Fulham at home is followed by two more winnable games that begin another key point picking period up to match-week 32. After a trip to Stamford Bridge in February there will then be a run of 5 more winnable games as we move into March and April which is often the period that makes or breaks the season. That is if you have still given yourself a chance by then. This includes winnable games against Cardiff and Huddersfield at home and the second big derby of the season at Selhurst Park, which could well be ‘must-win’ for both sides.
5. The inevitable tough run-in
The Final 6 games then include 3 of the top 6 and a tricky trip to Wolves. The other two at home to Bournemouth and Newcastle in this run will therefore likely be targeted. I’m sure Hughton and his team will be hoping we have enough points by then but the home crowd factor could be important. In the past, many teams including the Albion have been helped and hindered by home crowds at this point in the season. Either crumbling under the pressure, or spurred on by the atmosphere, but let’s hope this helps an otherwise tough run in. Which is ‘coincidently’ something we will remember from last season. Much as The Telegraph warned us would happen again.
Of course that final period could be more congested if certain teams go far in the domestic cup tournaments leading to fixtures being rearranged and making a tough run in even tougher. So keep your weekdays around this time free.
What does this all mean
It’s important in the Premier league to be realistic and realistically the Albion are once again aiming to finish outside the bottom three. To do this we need to aim to get a minimum of 38 points which is an average of a point a game.
Whilst the Albion took 7 points off the 12 games against the top 6 last season, all were at home and if we are being honest we caught those teams on a bad day. Next season we might not be so lucky, which makes it important to get your minimum points from those other 26 games. This equates to a required average points total of just under 1.5 points a game from those remaining games, which suddenly sounds more daunting.
Therefore, hitting form at the right times will be crucial to staying above the dotted line come May. As such, the way the fixtures have fallen will rely on us to hit form in those key periods of match-days 8 to 16 and 24 to 32. That said the games against ‘the rest’ in those tough periods will also be targeted and picking ourselves up from the type of drumming we got at Anfield on the last day of the season may well be required ahead of a must win match. For instance the home games scheduled within the end of season run-in against Bournemouth and Newcastle come after a potentially demoralising away trip to Tottenham.
Injuries and suspensions will also play their part too. Last season we were fortunate to not get many long-term injuries to key players as reported in The Argus recently. If for example, a combination of Ryan, Dunk, Duffy or Gross were missing during those period then we’d be relying on our second string to step up, something we were fortune to not require much last season.
Hughton’s management style depends on a level of consistency and stability, which is required for the solidity of the team structure that we relied on for our defensive prowess last season, conceding the 2nd lowest amount of goals outside the top seven.

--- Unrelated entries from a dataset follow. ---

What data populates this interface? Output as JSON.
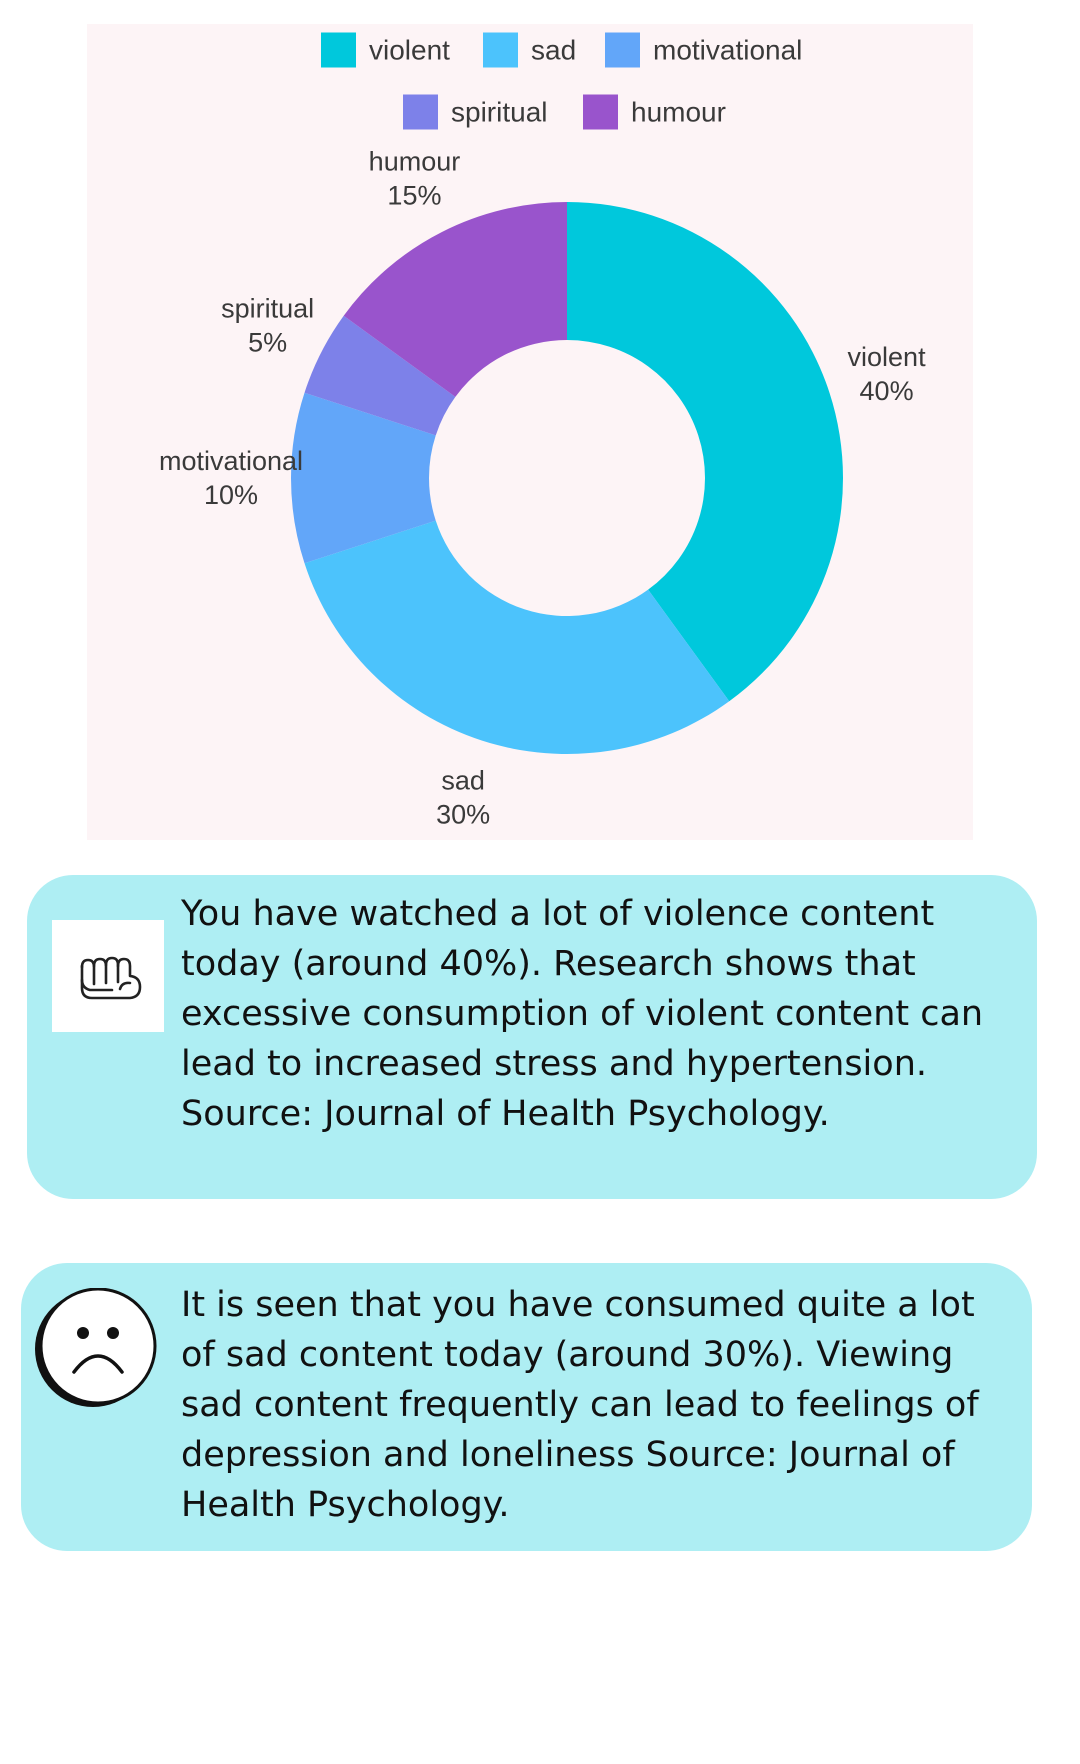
{
  "chart_data": {
    "type": "pie",
    "donut": true,
    "legend_position": "top",
    "categories": [
      "violent",
      "sad",
      "motivational",
      "spiritual",
      "humour"
    ],
    "values": [
      40,
      30,
      10,
      5,
      15
    ],
    "value_labels": [
      "40%",
      "30%",
      "10%",
      "5%",
      "15%"
    ],
    "colors": [
      "#00c8dc",
      "#4cc3fc",
      "#62a6f9",
      "#7d81e9",
      "#9954cc"
    ],
    "panel_background": "#fdf4f6"
  },
  "cards": [
    {
      "icon": "fist-icon",
      "text": "You have watched a lot of violence content today (around 40%). Research shows that excessive consumption of violent content can lead to increased stress and hypertension. Source: Journal of Health Psychology."
    },
    {
      "icon": "sad-face-icon",
      "text": "It is seen that you have consumed quite a lot of sad content today (around 30%). Viewing sad content frequently can lead to feelings of depression and loneliness Source: Journal of Health Psychology."
    }
  ],
  "card_color": "#aeeef3"
}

Therefore, any replacements will need to fit straight in like Kayal did for Pröpper so competently towards the end of last season.
All this is speculative of course, look at Burnley last season. The way they started by beating the then reigning champions Chelsea and drawing away at Tottenham, (picking up 7 points in their first four games as they went on from there to finish 7th) wouldn’t have been foreseen when looking at the fixtures and summer transfer dealings before the start of the season.
Of course, much will depend on a multiple of factors and uncontrollable events, but this quick run through has certainly got me in the mood for the season ahead. Let’s just hope the club continue to get their transfer dealing done as well as last season to give Chris and his team the best chance of staying up once again.